Information supplied:
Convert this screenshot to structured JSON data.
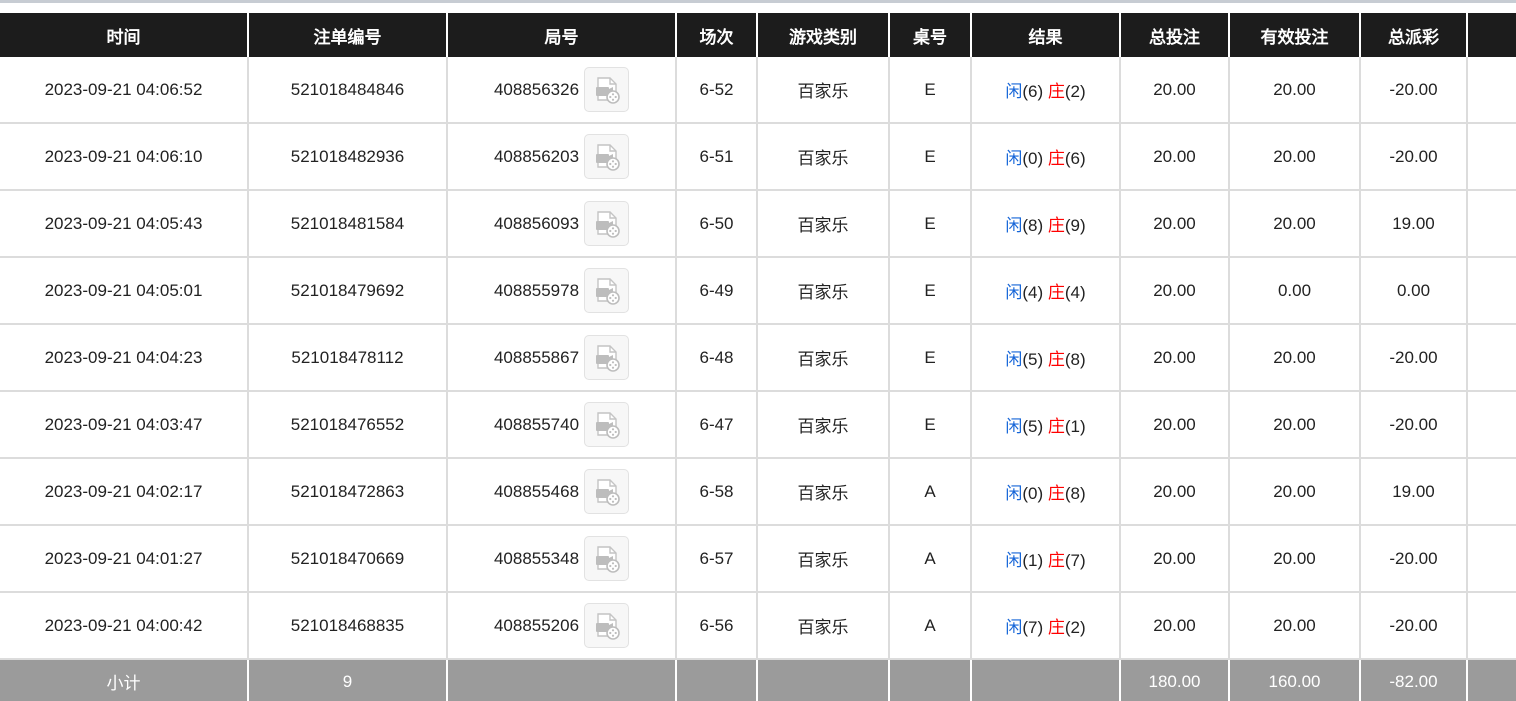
{
  "columns": [
    "时间",
    "注单编号",
    "局号",
    "场次",
    "游戏类别",
    "桌号",
    "结果",
    "总投注",
    "有效投注",
    "总派彩"
  ],
  "result_labels": {
    "player": "闲",
    "banker": "庄"
  },
  "icons": {
    "replay": "video-replay-icon"
  },
  "colors": {
    "header_bg": "#1c1c1c",
    "footer_bg": "#9b9b9b",
    "blue": "#1565d8",
    "red": "#ff0000"
  },
  "rows": [
    {
      "time": "2023-09-21 04:06:52",
      "bet_id": "521018484846",
      "round_id": "408856326",
      "session": "6-52",
      "game_type": "百家乐",
      "table": "E",
      "player": "(6)",
      "banker": "(2)",
      "total_bet": "20.00",
      "valid_bet": "20.00",
      "payout": "-20.00"
    },
    {
      "time": "2023-09-21 04:06:10",
      "bet_id": "521018482936",
      "round_id": "408856203",
      "session": "6-51",
      "game_type": "百家乐",
      "table": "E",
      "player": "(0)",
      "banker": "(6)",
      "total_bet": "20.00",
      "valid_bet": "20.00",
      "payout": "-20.00"
    },
    {
      "time": "2023-09-21 04:05:43",
      "bet_id": "521018481584",
      "round_id": "408856093",
      "session": "6-50",
      "game_type": "百家乐",
      "table": "E",
      "player": "(8)",
      "banker": "(9)",
      "total_bet": "20.00",
      "valid_bet": "20.00",
      "payout": "19.00"
    },
    {
      "time": "2023-09-21 04:05:01",
      "bet_id": "521018479692",
      "round_id": "408855978",
      "session": "6-49",
      "game_type": "百家乐",
      "table": "E",
      "player": "(4)",
      "banker": "(4)",
      "total_bet": "20.00",
      "valid_bet": "0.00",
      "payout": "0.00"
    },
    {
      "time": "2023-09-21 04:04:23",
      "bet_id": "521018478112",
      "round_id": "408855867",
      "session": "6-48",
      "game_type": "百家乐",
      "table": "E",
      "player": "(5)",
      "banker": "(8)",
      "total_bet": "20.00",
      "valid_bet": "20.00",
      "payout": "-20.00"
    },
    {
      "time": "2023-09-21 04:03:47",
      "bet_id": "521018476552",
      "round_id": "408855740",
      "session": "6-47",
      "game_type": "百家乐",
      "table": "E",
      "player": "(5)",
      "banker": "(1)",
      "total_bet": "20.00",
      "valid_bet": "20.00",
      "payout": "-20.00"
    },
    {
      "time": "2023-09-21 04:02:17",
      "bet_id": "521018472863",
      "round_id": "408855468",
      "session": "6-58",
      "game_type": "百家乐",
      "table": "A",
      "player": "(0)",
      "banker": "(8)",
      "total_bet": "20.00",
      "valid_bet": "20.00",
      "payout": "19.00"
    },
    {
      "time": "2023-09-21 04:01:27",
      "bet_id": "521018470669",
      "round_id": "408855348",
      "session": "6-57",
      "game_type": "百家乐",
      "table": "A",
      "player": "(1)",
      "banker": "(7)",
      "total_bet": "20.00",
      "valid_bet": "20.00",
      "payout": "-20.00"
    },
    {
      "time": "2023-09-21 04:00:42",
      "bet_id": "521018468835",
      "round_id": "408855206",
      "session": "6-56",
      "game_type": "百家乐",
      "table": "A",
      "player": "(7)",
      "banker": "(2)",
      "total_bet": "20.00",
      "valid_bet": "20.00",
      "payout": "-20.00"
    }
  ],
  "subtotal": {
    "label": "小计",
    "count": "9",
    "total_bet": "180.00",
    "valid_bet": "160.00",
    "payout": "-82.00"
  }
}
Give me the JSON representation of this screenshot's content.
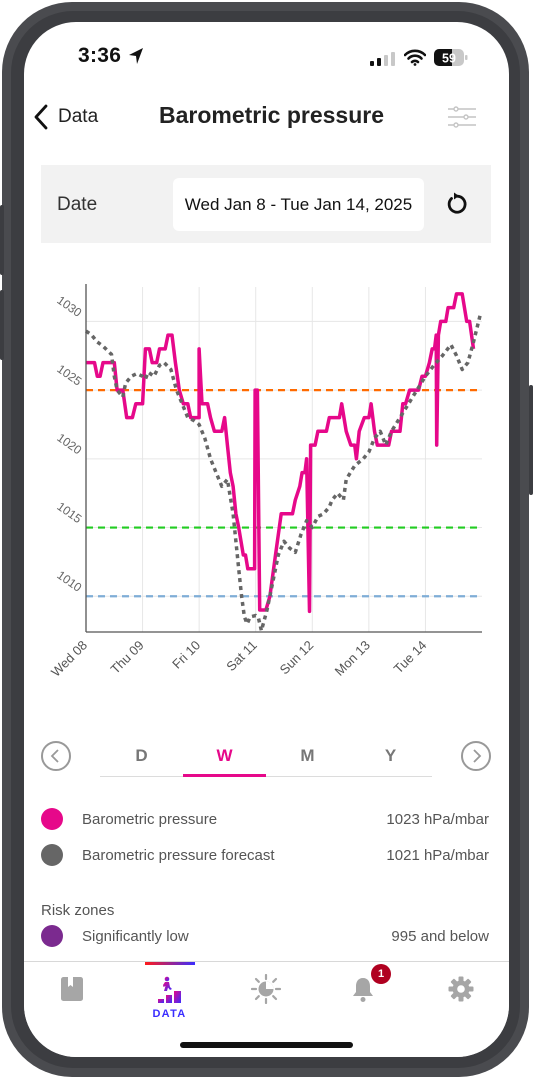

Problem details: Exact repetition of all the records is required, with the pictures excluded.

Answer space:
Convert this screenshot to structured JSON data.
{
  "columns": [
    "时间",
    "注单编号",
    "局号",
    "场次",
    "游戏类别",
    "桌号",
    "结果",
    "总投注",
    "有效投注",
    "总派彩"
  ],
  "result_labels": {
    "player": "闲",
    "banker": "庄"
  },
  "icons": {
    "replay": "video-replay-icon"
  },
  "colors": {
    "header_bg": "#1c1c1c",
    "footer_bg": "#9b9b9b",
    "blue": "#1565d8",
    "red": "#ff0000"
  },
  "rows": [
    {
      "time": "2023-09-21 04:06:52",
      "bet_id": "521018484846",
      "round_id": "408856326",
      "session": "6-52",
      "game_type": "百家乐",
      "table": "E",
      "player": "(6)",
      "banker": "(2)",
      "total_bet": "20.00",
      "valid_bet": "20.00",
      "payout": "-20.00"
    },
    {
      "time": "2023-09-21 04:06:10",
      "bet_id": "521018482936",
      "round_id": "408856203",
      "session": "6-51",
      "game_type": "百家乐",
      "table": "E",
      "player": "(0)",
      "banker": "(6)",
      "total_bet": "20.00",
      "valid_bet": "20.00",
      "payout": "-20.00"
    },
    {
      "time": "2023-09-21 04:05:43",
      "bet_id": "521018481584",
      "round_id": "408856093",
      "session": "6-50",
      "game_type": "百家乐",
      "table": "E",
      "player": "(8)",
      "banker": "(9)",
      "total_bet": "20.00",
      "valid_bet": "20.00",
      "payout": "19.00"
    },
    {
      "time": "2023-09-21 04:05:01",
      "bet_id": "521018479692",
      "round_id": "408855978",
      "session": "6-49",
      "game_type": "百家乐",
      "table": "E",
      "player": "(4)",
      "banker": "(4)",
      "total_bet": "20.00",
      "valid_bet": "0.00",
      "payout": "0.00"
    },
    {
      "time": "2023-09-21 04:04:23",
      "bet_id": "521018478112",
      "round_id": "408855867",
      "session": "6-48",
      "game_type": "百家乐",
      "table": "E",
      "player": "(5)",
      "banker": "(8)",
      "total_bet": "20.00",
      "valid_bet": "20.00",
      "payout": "-20.00"
    },
    {
      "time": "2023-09-21 04:03:47",
      "bet_id": "521018476552",
      "round_id": "408855740",
      "session": "6-47",
      "game_type": "百家乐",
      "table": "E",
      "player": "(5)",
      "banker": "(1)",
      "total_bet": "20.00",
      "valid_bet": "20.00",
      "payout": "-20.00"
    },
    {
      "time": "2023-09-21 04:02:17",
      "bet_id": "521018472863",
      "round_id": "408855468",
      "session": "6-58",
      "game_type": "百家乐",
      "table": "A",
      "player": "(0)",
      "banker": "(8)",
      "total_bet": "20.00",
      "valid_bet": "20.00",
      "payout": "19.00"
    },
    {
      "time": "2023-09-21 04:01:27",
      "bet_id": "521018470669",
      "round_id": "408855348",
      "session": "6-57",
      "game_type": "百家乐",
      "table": "A",
      "player": "(1)",
      "banker": "(7)",
      "total_bet": "20.00",
      "valid_bet": "20.00",
      "payout": "-20.00"
    },
    {
      "time": "2023-09-21 04:00:42",
      "bet_id": "521018468835",
      "round_id": "408855206",
      "session": "6-56",
      "game_type": "百家乐",
      "table": "A",
      "player": "(7)",
      "banker": "(2)",
      "total_bet": "20.00",
      "valid_bet": "20.00",
      "payout": "-20.00"
    }
  ],
  "subtotal": {
    "label": "小计",
    "count": "9",
    "total_bet": "180.00",
    "valid_bet": "160.00",
    "payout": "-82.00"
  }
}
Give me the JSON representation of this screenshot's content.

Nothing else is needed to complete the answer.